(Excerpts from an interface dataset)
========

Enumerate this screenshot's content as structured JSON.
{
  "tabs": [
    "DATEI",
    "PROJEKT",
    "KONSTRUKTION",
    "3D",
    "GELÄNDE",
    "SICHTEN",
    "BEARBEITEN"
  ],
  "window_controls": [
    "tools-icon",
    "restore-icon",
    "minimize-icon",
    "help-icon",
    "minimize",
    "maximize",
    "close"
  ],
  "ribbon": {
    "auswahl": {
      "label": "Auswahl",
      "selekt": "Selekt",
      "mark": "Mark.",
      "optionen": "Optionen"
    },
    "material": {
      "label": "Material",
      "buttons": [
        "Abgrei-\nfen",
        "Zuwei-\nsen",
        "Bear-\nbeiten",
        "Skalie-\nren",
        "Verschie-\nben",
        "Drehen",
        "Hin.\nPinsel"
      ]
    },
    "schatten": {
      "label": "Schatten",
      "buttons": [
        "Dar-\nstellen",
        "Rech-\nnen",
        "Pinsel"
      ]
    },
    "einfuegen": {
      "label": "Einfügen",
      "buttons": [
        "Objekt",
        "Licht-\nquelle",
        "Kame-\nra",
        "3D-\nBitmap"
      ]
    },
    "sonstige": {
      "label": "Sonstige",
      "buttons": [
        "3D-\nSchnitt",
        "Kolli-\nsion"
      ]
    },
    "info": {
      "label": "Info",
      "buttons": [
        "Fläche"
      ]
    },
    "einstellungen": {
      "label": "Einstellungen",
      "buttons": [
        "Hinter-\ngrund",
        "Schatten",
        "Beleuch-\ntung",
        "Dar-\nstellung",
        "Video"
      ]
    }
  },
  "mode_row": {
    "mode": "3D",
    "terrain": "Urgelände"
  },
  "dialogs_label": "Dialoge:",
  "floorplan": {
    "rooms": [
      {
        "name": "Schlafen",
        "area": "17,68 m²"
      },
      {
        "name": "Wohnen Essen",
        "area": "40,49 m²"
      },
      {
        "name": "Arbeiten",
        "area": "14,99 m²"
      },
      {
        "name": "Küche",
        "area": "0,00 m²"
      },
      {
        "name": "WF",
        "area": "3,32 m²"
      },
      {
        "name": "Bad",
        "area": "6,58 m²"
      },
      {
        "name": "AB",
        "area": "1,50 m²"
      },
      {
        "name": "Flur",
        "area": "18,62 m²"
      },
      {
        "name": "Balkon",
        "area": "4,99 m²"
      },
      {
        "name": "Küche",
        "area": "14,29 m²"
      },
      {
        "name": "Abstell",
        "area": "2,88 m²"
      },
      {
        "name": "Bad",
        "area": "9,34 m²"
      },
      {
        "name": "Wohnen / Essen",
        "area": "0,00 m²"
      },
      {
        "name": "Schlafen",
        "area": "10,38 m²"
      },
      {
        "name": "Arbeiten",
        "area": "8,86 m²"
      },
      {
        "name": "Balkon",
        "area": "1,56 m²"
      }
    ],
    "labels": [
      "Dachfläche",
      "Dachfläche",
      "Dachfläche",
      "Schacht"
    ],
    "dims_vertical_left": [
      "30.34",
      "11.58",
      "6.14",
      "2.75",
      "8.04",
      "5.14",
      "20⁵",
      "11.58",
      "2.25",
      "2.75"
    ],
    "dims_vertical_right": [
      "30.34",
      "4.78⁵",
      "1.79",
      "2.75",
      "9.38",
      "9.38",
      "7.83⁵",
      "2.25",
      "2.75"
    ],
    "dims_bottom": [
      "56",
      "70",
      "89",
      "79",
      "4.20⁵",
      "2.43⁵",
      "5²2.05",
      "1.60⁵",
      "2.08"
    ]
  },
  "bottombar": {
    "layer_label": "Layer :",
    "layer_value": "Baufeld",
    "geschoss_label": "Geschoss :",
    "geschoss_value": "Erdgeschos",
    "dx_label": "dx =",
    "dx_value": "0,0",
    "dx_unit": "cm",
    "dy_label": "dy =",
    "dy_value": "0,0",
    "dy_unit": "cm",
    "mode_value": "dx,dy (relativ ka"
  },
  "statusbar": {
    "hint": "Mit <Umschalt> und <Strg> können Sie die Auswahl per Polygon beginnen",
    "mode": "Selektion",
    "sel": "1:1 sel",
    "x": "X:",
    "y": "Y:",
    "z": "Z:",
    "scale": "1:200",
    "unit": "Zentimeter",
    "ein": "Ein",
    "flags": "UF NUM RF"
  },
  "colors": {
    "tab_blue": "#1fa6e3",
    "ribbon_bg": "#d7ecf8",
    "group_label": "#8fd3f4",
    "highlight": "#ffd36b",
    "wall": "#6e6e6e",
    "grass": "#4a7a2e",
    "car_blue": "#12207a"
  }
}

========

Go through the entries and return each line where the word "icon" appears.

Output:
    "tools-icon",
    "restore-icon",
    "minimize-icon",
    "help-icon",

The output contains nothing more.